Hope? Hope is not a product of suffering. The product of suffering should be something bad but hope, hope is a miracle. Hope is a gift.
Whether in your life or another person’s life, whether the suffering was self-inflicted or inflicted on them, all we can do if we see the miracle of hope at work in the midst of suffering is, be in awe.
How did that hope come about? It says it is “because God’s love has been poured out into our hearts through the Holy Spirit, who has been given to us.” Not because we worked hard to get out of our suffering, but because God’s love has been poured out into our hearts.
We don’t get to tell someone to have hope in the midst of suffering because hope in the midst of suffering is a miracle and a surprise. All you can do is be in awe if it happens.
Again, it’s not a formula, but I will say, I have seen it. Suffering, that produces perseverance and stubbornness like no other. It’s almost scary to see, the drive in their eyes when you know they’ve known hunger. And character, whew the personalities that I’ve seen who’s been through some real crazy stuff, they are characters.
There’s a word I like in Korean, KKI. I’m not at all sure if this is at all the epidemiology of the word, but I think it defines the word well. It’s like, the Chinese word for energy, chi, which in Korean is gi, but KKI is like an extra cool factor energy, KKI. It’s kind of like the African-American culture of a thing called ‘swag,’ it’s just like style, like even in the smallest ways of how a person walks, how they carry themselves, how they talk. To me, that’s why I think of when I think of hope from suffering. Like where d’you get that? That kki, that style, that swag, that energy, I don’t recognize it, I can’t even name it, it’s just, you’re just in awe.
I love dance. Fun fact, I was in a hip hop dance team when I was in college. And in dance, especially in what you call street dance, these new moves that come out of literally off the streets like New York or the Bay area, that become so popular that they end up being picked up by pop stars years later. It happened with the “moon walk” with Michael Jackson and just about every other dance move you’ve seen on TV. The history of these dance moves many times come from, strife.
Take Voguing for example. You might’ve heard it from pop culture, Madonna had a song called Vogue. But it originates from Harlem dance clubs of Black and Latina gay and trans folks. The form is fun and powerful, drawing out so much confidence and strength when you try to do the moves.
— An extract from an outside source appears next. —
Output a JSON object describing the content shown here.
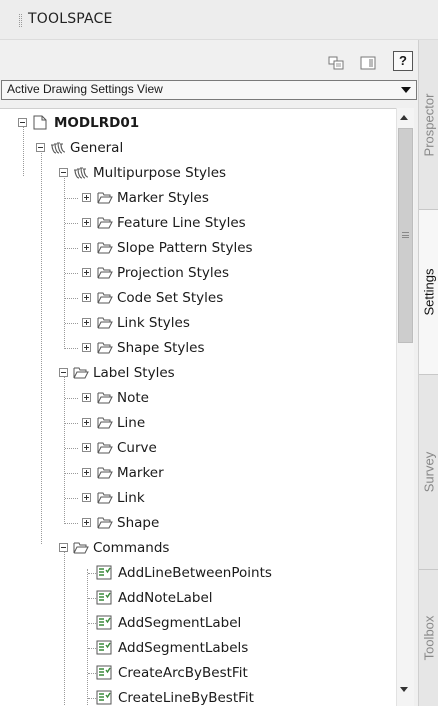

It’s a statement. It’s art. It’s defiance. It’s beautiful.
Another example is one called Turfing, from the Bay Area. Turf, which means Taking Up Room on the Floor. I can’t explain it. So here’s a clip. It’s four minutes but it’s such a beautiful embodiment and display of suffering producing perseverance and perseverance character and character hope that I’d like to yield my time of words and talking to just see it and feel it.
Take a look https://www.youtube.com/watch?v=JQRRnAhmB58
Here’s one of the comments from the video-
This the stuff that make a real one shed a tear, this video ain’t about dancing, it’s about mentally escaping a place you are physically in. East Oakland is as tragic as it gets, they filmed this after one of their Patna’s got murdered, you can feel their pain. Oakland made me tough but I’m glad I don’t live there no more. If you from the hood, it’s the goal is simple, get out and give back
Your suffering, I’m sorry that it happened to you, and that it can be hard. And if it’s been too hard that you can’t just look around and find hope, that’s not your fault. But I pray, that the gift of grace will be upon you, taking you through, and that the love of God may be poured into your hearts, that you may indeed, experience endurance and strength, resilience, that will build you up and make you into a beautiful image of God at full display like these guys, that no may what may befall, you will have friends you can smile and dance with, with power and freedom. May this be our life in the spirit. Amen.